What’s happening? This is what Twitter asks you every time you go to post a new update. Often what’s happening is that I’ve found an awesome picture on the internet or I need to inform the world that I just ate a delicious Five Guys cheeseburger. Sometimes though, what is happening is also happening to a number of other people around you. You’re at the Woman’s World Cup championship, or in the middle of a nationwide protest, or just watched the final space shuttle launch. It’s becoming more and more obvious as Twitter’s ubiquity grows that there is content being created that is worth finding, archiving and organizing in to stories. Enter: Storify.
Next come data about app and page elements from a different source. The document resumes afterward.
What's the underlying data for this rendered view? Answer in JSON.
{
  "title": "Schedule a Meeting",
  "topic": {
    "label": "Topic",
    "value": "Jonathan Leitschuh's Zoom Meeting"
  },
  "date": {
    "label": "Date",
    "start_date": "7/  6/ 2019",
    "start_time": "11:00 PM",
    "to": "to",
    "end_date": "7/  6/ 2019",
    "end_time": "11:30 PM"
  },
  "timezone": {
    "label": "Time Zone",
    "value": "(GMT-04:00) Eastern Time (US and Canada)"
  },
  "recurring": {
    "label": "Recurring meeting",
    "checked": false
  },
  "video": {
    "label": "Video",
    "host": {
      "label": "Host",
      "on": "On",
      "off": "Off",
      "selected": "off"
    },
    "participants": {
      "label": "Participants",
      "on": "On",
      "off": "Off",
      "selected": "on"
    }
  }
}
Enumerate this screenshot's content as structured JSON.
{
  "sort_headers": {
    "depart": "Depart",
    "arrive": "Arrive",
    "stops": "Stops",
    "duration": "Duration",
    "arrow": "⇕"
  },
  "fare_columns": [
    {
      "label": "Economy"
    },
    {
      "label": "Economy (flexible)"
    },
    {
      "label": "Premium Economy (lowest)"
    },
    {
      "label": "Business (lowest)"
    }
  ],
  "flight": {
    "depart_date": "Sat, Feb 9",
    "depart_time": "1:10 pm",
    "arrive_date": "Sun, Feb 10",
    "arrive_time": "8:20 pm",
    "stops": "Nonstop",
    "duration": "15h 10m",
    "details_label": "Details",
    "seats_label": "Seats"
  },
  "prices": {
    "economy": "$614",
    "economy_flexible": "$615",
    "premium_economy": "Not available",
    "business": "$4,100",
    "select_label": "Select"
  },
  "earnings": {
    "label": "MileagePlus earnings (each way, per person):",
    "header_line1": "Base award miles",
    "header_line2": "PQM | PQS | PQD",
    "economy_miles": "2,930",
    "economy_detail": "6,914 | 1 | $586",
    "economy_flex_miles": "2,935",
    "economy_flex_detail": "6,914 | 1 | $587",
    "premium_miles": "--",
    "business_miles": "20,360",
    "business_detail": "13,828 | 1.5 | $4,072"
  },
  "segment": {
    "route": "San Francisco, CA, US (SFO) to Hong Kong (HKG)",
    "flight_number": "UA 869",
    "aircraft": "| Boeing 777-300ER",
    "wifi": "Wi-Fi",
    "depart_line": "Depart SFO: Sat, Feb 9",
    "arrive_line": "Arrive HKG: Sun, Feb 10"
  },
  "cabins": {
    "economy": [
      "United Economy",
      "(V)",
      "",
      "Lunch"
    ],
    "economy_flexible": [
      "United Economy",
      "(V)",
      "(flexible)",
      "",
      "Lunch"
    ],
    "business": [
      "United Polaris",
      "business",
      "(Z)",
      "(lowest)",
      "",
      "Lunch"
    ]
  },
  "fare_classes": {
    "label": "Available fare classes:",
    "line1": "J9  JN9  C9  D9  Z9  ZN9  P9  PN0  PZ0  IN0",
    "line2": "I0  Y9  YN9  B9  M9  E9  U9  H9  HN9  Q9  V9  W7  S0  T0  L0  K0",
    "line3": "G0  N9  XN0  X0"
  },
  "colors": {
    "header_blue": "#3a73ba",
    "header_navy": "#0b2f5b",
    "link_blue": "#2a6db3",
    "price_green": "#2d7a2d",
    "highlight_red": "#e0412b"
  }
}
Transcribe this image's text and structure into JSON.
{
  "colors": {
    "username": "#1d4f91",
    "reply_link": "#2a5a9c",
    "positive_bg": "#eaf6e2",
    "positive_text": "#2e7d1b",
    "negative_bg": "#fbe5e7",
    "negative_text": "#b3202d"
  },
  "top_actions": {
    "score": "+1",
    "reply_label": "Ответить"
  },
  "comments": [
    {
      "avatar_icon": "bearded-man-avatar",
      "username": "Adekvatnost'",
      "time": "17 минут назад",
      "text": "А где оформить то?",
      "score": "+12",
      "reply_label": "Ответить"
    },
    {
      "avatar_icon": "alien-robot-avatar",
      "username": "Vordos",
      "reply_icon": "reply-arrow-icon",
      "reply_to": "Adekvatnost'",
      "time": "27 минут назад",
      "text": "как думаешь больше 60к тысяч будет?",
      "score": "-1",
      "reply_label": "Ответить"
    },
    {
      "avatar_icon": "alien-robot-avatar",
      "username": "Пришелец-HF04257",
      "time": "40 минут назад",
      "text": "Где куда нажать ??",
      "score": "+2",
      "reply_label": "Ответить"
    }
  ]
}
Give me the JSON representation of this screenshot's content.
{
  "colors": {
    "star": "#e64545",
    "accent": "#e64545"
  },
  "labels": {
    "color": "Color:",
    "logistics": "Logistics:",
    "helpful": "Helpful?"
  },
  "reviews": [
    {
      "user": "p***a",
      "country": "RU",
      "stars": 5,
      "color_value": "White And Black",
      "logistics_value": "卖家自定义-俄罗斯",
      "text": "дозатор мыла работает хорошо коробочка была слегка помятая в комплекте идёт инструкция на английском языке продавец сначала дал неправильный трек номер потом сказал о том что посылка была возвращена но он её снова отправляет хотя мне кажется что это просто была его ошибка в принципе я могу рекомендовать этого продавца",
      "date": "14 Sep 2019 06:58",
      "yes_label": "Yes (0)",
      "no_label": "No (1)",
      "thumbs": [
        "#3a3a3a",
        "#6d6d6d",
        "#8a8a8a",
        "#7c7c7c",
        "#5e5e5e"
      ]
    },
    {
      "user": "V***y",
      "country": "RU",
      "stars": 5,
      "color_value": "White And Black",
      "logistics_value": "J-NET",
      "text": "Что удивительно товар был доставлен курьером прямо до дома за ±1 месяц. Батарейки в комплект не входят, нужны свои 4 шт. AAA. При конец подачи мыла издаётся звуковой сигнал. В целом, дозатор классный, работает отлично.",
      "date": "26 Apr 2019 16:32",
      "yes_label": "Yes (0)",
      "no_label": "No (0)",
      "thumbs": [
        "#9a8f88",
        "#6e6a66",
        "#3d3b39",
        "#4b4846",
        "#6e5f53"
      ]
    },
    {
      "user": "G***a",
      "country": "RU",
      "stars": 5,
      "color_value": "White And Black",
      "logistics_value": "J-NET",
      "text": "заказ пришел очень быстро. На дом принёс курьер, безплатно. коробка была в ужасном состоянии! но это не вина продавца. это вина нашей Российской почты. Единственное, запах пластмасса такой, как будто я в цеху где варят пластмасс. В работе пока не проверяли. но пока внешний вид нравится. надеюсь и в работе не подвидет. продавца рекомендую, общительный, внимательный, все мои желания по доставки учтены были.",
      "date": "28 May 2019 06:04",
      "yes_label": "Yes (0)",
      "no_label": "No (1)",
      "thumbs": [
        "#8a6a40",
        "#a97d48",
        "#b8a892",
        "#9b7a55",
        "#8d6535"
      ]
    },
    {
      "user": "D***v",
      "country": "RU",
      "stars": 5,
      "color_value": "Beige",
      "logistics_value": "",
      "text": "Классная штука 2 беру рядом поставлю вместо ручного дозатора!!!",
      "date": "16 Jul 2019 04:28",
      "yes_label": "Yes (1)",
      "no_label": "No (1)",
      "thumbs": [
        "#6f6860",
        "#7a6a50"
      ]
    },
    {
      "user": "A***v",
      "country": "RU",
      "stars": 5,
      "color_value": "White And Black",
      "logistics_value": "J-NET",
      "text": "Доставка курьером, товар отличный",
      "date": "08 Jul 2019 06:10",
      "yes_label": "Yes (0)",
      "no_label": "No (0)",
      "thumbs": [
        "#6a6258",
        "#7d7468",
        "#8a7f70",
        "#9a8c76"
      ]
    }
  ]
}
Storify is, according to their blog, “a company building tools to help journalists, bloggers and experts curate the real-time Web.” You log in a click “Create Story.” You’re presented with a two column web app that lets you search Twitter, Facebook, Flickr, Google and other places for content. The content that comes up can be dragged into the second column and ordered into a flowing story of tweets, updates and pictures. It’s awesome. It’s been used to track the protests in Egypt, showing updates from real people, reporters and commentators as things progressed. Here is one of the Joplin tornado, following updates as they tornatdo touched down, as it was going through the city and finally as people started reacting.
Storify has personal uses as well. Last weekend was my friends’ wedding and I used Storify to collect tweets and pictures from the days leading up to the wedding and then the wedding itself. It’s a fun archive for the bride and groom of what friends were saying that day. You could even having a running Storify of your favorite tweets about a particular subject or that you think are funny. The possibilities are almost endless. Storify is the perfect example of how big an impact social media is having on how we communicate, both about our lives and about what’s happening in the world around us. Are the two even that different anymore? Or is it all one flow of news, data and vicarious experiences that are forming our global culture? #deepthoughts